----- EXERCISE INPUT
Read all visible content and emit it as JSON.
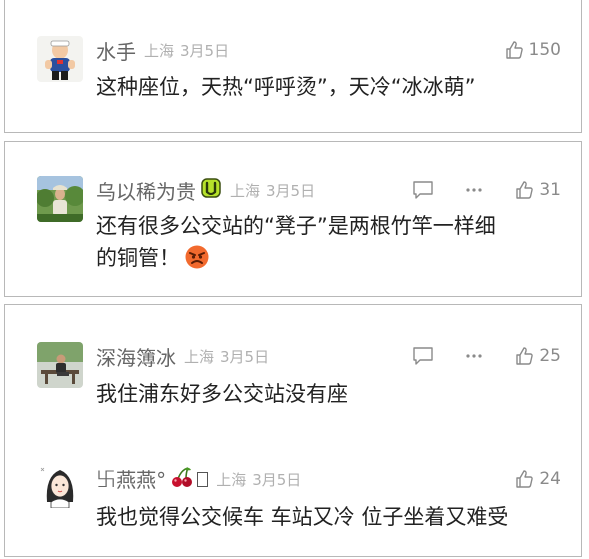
{
  "comments": [
    {
      "username": "水手",
      "location": "上海",
      "date": "3月5日",
      "likes": "150",
      "text": "这种座位，天热“呼呼烫”，天冷“冰冰萌”",
      "avatar_icon": "sailor-cartoon-avatar"
    },
    {
      "username": "乌以稀为贵",
      "location": "上海",
      "date": "3月5日",
      "likes": "31",
      "text_line1": "还有很多公交站的“凳子”是两根竹竿一样细",
      "text_line2": "的铜管！",
      "avatar_icon": "outdoor-photo-avatar",
      "badge_icon": "green-bracket-badge-icon",
      "emoji_icon": "angry-face-emoji-icon"
    },
    {
      "username": "深海簿冰",
      "location": "上海",
      "date": "3月5日",
      "likes": "25",
      "text": "我住浦东好多公交站没有座",
      "avatar_icon": "person-on-bench-avatar"
    },
    {
      "username": "࿕燕燕°",
      "location": "上海",
      "date": "3月5日",
      "likes": "24",
      "text": "我也觉得公交候车 车站又冷 位子坐着又难受",
      "avatar_icon": "cartoon-girl-avatar",
      "badge_icon": "cherry-emoji-icon"
    }
  ],
  "icons": {
    "reply": "reply-icon",
    "more": "more-icon",
    "like": "thumbs-up-icon"
  },
  "colors": {
    "username": "#666666",
    "meta": "#b0b0b0",
    "text": "#222222",
    "border": "#b8b8b8"
  }
}
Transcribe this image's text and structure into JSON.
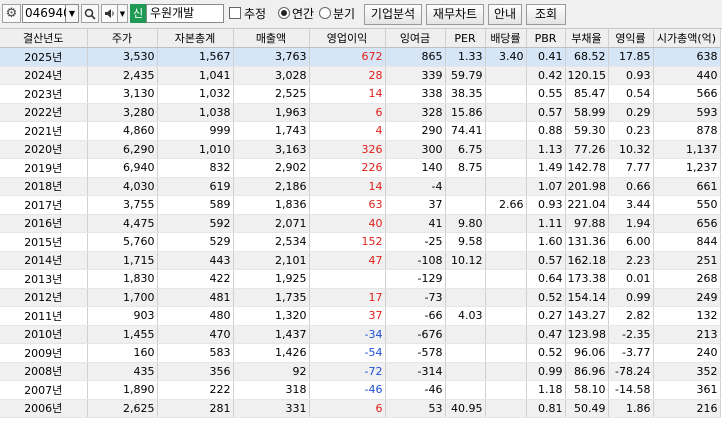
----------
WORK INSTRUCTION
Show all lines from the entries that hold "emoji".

WRITTEN SOLUTION
      "emoji_icon": "angry-face-emoji-icon"
      "badge_icon": "cherry-emoji-icon"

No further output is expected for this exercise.